▶ **WHAT IS NEEDED**: The required result is each line of the entries below containing the string "title".

▶ **INPUT MATERIAL**:
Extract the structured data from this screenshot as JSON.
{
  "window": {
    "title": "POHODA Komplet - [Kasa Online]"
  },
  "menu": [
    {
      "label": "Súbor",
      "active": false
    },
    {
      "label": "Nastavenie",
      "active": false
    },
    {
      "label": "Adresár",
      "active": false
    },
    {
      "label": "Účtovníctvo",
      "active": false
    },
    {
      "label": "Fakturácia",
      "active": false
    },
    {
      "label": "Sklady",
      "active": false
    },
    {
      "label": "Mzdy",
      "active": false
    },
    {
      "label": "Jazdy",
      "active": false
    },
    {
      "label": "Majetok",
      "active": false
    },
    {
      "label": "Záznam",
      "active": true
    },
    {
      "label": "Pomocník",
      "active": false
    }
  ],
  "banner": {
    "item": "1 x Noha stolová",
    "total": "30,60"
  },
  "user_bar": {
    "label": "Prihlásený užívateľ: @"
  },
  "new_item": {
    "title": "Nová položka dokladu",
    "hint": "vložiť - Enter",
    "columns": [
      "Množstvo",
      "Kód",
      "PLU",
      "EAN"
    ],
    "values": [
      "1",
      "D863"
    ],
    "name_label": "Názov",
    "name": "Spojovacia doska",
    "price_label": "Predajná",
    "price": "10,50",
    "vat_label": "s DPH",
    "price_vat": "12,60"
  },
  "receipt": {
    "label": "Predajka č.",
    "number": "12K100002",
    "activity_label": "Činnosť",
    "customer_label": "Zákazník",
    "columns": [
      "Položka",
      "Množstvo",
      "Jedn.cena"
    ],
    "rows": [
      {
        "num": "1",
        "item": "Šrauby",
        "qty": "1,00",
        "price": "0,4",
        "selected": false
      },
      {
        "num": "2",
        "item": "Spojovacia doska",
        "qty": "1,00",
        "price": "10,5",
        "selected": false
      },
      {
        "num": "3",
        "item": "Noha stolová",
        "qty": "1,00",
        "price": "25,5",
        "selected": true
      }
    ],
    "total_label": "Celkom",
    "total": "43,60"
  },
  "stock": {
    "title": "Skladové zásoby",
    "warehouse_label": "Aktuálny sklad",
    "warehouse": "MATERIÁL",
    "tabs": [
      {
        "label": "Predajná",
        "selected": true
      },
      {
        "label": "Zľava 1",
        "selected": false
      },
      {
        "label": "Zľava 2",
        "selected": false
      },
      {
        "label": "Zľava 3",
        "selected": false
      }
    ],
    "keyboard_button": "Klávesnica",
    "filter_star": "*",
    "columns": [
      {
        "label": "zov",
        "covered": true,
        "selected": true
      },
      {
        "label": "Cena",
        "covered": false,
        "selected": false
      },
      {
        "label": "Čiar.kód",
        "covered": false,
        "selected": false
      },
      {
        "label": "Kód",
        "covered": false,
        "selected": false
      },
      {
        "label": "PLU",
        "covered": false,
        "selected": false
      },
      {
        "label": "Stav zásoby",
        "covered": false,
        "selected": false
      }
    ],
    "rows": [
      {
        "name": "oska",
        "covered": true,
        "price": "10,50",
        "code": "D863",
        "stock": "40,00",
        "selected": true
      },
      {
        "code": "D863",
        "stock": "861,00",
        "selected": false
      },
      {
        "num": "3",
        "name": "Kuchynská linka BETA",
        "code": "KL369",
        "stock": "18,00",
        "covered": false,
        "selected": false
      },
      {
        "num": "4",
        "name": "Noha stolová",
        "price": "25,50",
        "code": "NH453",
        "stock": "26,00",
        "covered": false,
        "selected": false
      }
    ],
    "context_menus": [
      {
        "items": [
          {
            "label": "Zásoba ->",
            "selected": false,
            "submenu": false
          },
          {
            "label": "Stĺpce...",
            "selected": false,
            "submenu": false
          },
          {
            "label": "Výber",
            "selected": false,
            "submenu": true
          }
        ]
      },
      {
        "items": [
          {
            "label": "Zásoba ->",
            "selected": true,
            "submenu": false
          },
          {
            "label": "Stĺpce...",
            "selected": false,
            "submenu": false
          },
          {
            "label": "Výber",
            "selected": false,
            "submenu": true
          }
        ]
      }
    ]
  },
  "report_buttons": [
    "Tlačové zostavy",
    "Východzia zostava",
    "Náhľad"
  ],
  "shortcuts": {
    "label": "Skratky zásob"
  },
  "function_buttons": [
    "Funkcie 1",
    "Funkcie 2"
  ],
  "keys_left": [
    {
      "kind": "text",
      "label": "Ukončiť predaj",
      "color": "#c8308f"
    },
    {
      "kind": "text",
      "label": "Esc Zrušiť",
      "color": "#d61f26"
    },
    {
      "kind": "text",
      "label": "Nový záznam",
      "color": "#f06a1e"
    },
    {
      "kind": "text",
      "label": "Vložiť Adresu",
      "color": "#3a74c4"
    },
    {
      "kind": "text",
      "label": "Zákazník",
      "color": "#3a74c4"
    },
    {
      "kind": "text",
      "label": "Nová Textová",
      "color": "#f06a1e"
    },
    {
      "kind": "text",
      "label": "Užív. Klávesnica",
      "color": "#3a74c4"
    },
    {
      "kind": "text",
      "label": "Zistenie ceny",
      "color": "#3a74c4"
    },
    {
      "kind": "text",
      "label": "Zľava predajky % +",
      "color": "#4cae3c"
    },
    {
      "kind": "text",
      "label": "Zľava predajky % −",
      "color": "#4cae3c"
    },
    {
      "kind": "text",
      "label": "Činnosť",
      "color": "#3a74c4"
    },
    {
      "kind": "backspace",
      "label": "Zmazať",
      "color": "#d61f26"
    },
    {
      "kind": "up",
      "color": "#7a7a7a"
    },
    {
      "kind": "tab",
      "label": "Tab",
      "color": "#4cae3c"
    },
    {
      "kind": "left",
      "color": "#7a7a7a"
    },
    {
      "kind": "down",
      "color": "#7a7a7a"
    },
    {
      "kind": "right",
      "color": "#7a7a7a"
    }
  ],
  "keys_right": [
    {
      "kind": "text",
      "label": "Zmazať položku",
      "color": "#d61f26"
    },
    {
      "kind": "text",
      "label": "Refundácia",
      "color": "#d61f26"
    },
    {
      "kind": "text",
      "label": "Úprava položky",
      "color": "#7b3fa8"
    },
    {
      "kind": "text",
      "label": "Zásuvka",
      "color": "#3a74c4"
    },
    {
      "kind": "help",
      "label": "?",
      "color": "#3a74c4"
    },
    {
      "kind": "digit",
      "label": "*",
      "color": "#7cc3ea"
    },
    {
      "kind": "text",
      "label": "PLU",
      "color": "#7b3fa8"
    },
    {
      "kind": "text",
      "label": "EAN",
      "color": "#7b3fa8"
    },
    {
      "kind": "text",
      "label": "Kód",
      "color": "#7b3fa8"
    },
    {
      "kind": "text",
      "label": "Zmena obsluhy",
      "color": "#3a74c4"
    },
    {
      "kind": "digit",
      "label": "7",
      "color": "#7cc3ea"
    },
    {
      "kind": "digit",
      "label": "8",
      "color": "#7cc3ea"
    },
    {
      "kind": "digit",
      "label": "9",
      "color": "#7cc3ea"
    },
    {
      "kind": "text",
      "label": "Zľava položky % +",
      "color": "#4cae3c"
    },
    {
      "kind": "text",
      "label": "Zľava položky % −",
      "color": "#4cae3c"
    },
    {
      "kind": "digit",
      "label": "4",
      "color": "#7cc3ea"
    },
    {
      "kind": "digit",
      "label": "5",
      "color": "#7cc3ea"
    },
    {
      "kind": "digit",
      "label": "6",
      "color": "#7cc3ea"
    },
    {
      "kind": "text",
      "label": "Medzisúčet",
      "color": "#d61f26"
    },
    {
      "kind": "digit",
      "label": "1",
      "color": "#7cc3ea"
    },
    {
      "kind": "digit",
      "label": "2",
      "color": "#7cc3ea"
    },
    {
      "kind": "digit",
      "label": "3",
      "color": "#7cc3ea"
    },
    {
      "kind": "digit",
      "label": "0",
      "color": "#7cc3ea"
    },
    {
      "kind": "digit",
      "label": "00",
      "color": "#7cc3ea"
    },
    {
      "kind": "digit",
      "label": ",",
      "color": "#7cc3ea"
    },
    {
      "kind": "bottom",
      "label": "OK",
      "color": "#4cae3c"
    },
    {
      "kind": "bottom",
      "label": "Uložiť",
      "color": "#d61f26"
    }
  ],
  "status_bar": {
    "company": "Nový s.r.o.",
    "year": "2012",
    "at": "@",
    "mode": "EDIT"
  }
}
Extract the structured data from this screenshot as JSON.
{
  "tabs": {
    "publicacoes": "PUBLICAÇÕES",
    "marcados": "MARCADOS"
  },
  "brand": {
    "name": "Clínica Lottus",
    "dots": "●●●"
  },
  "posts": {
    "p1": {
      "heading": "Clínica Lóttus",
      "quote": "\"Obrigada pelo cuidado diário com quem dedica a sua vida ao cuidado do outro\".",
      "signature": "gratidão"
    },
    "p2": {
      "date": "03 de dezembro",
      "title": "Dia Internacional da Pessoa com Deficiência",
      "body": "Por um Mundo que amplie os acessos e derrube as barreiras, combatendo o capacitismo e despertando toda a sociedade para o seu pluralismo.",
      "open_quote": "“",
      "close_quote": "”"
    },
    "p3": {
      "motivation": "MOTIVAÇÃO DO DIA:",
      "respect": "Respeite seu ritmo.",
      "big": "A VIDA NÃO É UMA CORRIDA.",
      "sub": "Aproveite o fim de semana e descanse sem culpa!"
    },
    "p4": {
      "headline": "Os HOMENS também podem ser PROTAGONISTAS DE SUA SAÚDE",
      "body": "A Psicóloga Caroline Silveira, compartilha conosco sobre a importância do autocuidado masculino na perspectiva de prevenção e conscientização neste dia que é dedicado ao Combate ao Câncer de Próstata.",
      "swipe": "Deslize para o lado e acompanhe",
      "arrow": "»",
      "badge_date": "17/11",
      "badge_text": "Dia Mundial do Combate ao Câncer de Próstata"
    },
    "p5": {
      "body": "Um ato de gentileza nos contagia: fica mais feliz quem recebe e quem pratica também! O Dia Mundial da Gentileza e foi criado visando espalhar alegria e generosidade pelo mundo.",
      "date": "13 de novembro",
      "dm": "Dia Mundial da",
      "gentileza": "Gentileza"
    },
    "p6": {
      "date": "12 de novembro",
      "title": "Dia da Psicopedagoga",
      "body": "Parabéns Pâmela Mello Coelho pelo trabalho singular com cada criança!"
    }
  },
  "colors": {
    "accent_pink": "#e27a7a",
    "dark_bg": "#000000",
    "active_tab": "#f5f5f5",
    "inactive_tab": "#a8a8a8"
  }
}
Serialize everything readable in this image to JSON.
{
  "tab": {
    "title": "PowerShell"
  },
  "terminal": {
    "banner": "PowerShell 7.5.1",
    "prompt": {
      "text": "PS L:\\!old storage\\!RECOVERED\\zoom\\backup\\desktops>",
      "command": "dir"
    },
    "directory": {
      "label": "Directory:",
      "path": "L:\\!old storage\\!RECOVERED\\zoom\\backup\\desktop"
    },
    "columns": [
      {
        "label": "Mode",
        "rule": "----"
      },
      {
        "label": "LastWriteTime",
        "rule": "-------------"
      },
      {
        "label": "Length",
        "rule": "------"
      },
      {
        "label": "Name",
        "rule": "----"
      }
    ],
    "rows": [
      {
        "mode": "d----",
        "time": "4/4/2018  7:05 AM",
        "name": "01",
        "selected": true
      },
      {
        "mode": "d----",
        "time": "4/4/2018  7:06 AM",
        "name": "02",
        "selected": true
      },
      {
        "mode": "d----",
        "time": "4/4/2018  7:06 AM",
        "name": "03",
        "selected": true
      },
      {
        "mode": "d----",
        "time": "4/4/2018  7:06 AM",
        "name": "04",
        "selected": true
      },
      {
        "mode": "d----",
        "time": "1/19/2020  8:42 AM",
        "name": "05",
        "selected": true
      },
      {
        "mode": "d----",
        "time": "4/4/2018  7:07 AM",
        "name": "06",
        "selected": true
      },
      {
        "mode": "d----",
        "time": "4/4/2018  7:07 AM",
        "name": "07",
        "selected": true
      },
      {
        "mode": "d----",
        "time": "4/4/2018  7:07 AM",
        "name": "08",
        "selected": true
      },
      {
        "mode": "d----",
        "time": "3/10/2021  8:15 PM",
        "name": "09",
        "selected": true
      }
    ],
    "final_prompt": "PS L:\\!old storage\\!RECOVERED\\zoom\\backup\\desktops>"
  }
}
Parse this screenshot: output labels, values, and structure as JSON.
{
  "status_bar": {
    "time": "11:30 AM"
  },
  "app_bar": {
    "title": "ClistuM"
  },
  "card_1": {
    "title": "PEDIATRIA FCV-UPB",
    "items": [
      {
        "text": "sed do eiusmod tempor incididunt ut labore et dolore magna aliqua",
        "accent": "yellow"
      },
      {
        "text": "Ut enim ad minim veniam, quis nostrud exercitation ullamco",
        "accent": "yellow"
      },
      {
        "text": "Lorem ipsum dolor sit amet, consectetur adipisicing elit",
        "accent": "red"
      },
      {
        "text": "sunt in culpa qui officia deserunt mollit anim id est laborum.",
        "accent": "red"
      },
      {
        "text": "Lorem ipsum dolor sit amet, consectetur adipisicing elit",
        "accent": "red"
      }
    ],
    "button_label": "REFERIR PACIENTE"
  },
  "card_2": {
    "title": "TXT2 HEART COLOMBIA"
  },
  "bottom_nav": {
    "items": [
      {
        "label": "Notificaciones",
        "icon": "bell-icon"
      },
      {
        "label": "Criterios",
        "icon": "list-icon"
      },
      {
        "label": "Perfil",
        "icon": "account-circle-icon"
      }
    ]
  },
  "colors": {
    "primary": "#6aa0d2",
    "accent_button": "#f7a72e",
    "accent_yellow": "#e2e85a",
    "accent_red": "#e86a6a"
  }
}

▶ **THE COMPLETED TASK**:
    "title": "POHODA Komplet - [Kasa Online]"
    "title": "Nová položka dokladu",
    "title": "Skladové zásoby",
      "title": "Dia Internacional da Pessoa com Deficiência",
      "title": "Dia da Psicopedagoga",
    "title": "PowerShell"
    "title": "ClistuM"
    "title": "PEDIATRIA FCV-UPB",
    "title": "TXT2 HEART COLOMBIA"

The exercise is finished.